At least one court in Florida has applied the same factors as the Southbridge court—in Capital Growth Fin. LLC v. Quanta Specialty Lines Insurance Co., No. 07-80908-CIV,(S.D. Fla. July 30, 2008), the plaintiff investment firm sued Quanta seeking a declaration that Quanta wrongfully failed to defend and indemnify it under a claims-made errors and omissions professional liability policy brought by a series of investor claims involving"allegations of unsuitable aggressive investments and churning practices attributed to two financial advisors associated with the insured's Nebraska City office." On July 9,2006, an arbitration entitled Bernice M. Bonebrake TTE, et al. v. Capital Growth Fin. LLC et al. was filed against Capital Growth during the policy period of the claims made and reported professional liability which Quanta issued to Capital Growth. Quanta tendered and provided a defense to Capital Growth in the Bonebrake arbitration. Then,in June 2007, after the Quanta policy expired, several other investors filed National Association of Securities Dealers arbitration claims against Capital Growth. While these claims involved additional or different investments from those involved in the Bonebrake Arbiration, for the most part, they all shared the common allegation that the two financial advisors "engaged in a pattern of churning and unsuitable, aggressive and risky investments for clients expressing conservative trading objectives," in addition to other similar allegations.
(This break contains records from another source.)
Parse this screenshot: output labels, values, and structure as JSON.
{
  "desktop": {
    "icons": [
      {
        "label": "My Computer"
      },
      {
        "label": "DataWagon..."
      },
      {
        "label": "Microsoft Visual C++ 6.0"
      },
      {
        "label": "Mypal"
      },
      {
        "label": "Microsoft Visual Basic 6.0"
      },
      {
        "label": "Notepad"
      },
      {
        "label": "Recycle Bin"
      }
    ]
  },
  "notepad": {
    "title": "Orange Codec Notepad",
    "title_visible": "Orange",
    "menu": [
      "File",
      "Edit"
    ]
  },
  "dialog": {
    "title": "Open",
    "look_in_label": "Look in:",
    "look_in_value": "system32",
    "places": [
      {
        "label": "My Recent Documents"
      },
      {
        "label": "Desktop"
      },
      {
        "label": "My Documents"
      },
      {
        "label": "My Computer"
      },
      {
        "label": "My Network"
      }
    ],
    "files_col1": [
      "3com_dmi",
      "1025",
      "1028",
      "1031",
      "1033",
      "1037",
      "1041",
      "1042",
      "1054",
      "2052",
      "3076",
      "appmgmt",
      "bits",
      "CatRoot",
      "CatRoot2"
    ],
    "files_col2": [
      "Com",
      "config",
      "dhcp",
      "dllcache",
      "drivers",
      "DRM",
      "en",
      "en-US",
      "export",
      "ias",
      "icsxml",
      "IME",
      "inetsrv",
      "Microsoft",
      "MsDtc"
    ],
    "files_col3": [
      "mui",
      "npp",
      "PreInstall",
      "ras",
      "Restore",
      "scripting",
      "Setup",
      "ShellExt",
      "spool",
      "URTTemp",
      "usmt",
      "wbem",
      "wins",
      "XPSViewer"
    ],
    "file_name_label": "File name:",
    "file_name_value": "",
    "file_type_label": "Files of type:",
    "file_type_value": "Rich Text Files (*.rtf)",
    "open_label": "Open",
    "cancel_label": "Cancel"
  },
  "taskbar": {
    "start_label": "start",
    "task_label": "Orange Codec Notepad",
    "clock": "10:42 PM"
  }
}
Capital Growth notified Quanta of the subsequent arbitrations and demanded a defense and indemnity, contending that all of the subsequent arbitrations were treated as a"single claim," as that term was defined in the policy. The court stated that in order to trigger Quanta's duty to defend, the injuries alleged in the subsequent arbitrations must arise from "wrongful acts" which are interrelated with the wrongful acts alleged in the Bonebrake Arbitration. The sole question in determining the duty to defend the subsequent arbitrations was "whether the allegations of these claims facially demonstrate a sufficient factual nexus with the Bonebrake Arbitration to trigger an'interrelation' between them."
The court analyzed the facts and circumstances surrounding the allegation and determined that the claims were to be treated as a "single claim" within the meaning of the policy claim accrual date. The court accordingly found that Quanta owed its insured a duty to defend against these claims. However, the court stated that variations in the"methodology of abusive trading practices" and types of misrepresentations allegedly employed by the financial advisors to induce the investments may be relevant to whether the subsequent arbitrations were "interrelated" with Bonebrake for purposes of triggering coverage as a "single claim" falling within the policy period. Therefore, the court held that there was a genuine issue of material fact as to whether the wrongful acts were "interrelated" with those alleged in the Bonebrake arbitration for purposes of construing a "single claim" covered by the policy.
The policy involved in Continental Casualty Co. v. Howard Hoffman & Associates, Nos.1-10-0957, 1-10-1080, (Ill. App. Ct. Aug. 15, 2011), contained a related acts provision that defined "related acts or omissions" to mean "all acts or omissions ... that are temporally, logically, or causally connected by any common fact, circumstance,situation, transaction, event, advice or decision," and the court found that this definition was unambiguous. Id. at *3.